### TO DO
How many lines within the records include the word "above"? Only that number should be given.

*** RECORD EXTRACTS Section Begins ***

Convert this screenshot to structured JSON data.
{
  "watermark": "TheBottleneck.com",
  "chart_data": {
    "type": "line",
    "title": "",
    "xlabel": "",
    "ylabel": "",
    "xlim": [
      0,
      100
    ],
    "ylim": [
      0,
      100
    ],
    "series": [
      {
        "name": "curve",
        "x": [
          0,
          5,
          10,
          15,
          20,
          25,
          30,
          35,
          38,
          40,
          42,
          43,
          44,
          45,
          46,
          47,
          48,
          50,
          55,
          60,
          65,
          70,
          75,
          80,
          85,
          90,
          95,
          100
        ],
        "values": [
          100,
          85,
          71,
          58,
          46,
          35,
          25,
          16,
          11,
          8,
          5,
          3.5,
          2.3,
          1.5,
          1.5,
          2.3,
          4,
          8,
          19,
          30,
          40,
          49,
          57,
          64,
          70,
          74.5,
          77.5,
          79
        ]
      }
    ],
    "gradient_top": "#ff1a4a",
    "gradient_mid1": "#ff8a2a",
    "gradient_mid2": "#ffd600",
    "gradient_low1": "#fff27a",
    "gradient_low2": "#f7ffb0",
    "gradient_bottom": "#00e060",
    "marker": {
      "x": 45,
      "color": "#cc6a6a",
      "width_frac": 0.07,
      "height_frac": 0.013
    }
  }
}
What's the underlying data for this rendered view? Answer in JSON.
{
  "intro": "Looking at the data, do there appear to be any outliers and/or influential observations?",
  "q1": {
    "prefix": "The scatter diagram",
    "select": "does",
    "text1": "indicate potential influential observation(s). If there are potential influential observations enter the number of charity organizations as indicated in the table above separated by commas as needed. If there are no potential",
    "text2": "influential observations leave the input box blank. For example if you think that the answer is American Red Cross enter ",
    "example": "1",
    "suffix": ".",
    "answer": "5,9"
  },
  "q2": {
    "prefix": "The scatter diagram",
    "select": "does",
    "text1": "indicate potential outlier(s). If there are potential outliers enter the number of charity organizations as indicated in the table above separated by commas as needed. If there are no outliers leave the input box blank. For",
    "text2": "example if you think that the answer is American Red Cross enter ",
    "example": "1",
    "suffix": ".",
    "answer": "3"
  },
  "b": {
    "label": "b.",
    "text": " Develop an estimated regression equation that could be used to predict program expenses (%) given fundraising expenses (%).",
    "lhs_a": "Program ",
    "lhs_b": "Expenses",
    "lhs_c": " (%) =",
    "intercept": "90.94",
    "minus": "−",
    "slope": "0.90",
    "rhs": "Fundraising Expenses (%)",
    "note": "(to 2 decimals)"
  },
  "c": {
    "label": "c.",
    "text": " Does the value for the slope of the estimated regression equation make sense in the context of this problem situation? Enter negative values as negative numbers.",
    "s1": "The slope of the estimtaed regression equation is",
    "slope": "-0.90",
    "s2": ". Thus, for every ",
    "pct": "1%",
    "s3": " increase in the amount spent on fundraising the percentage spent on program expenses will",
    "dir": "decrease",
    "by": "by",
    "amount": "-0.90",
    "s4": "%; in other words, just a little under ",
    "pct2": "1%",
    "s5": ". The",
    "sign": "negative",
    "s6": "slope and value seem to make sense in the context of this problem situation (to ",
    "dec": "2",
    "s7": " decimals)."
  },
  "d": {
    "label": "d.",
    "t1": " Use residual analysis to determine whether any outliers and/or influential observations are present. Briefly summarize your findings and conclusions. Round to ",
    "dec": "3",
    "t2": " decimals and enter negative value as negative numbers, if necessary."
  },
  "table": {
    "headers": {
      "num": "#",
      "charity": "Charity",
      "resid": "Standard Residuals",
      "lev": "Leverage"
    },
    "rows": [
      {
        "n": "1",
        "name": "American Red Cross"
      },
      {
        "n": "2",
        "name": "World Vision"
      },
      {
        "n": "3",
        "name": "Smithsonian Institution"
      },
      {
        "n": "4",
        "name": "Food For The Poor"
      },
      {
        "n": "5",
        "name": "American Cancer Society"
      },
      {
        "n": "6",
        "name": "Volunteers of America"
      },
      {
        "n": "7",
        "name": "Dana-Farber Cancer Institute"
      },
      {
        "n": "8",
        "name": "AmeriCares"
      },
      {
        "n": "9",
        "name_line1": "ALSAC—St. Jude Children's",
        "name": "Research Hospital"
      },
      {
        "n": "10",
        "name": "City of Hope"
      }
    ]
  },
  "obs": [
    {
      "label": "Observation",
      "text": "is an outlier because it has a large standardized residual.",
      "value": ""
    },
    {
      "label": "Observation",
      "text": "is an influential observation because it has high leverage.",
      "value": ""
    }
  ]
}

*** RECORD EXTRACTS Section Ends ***

### SOLUTION FOR THIS TASK
2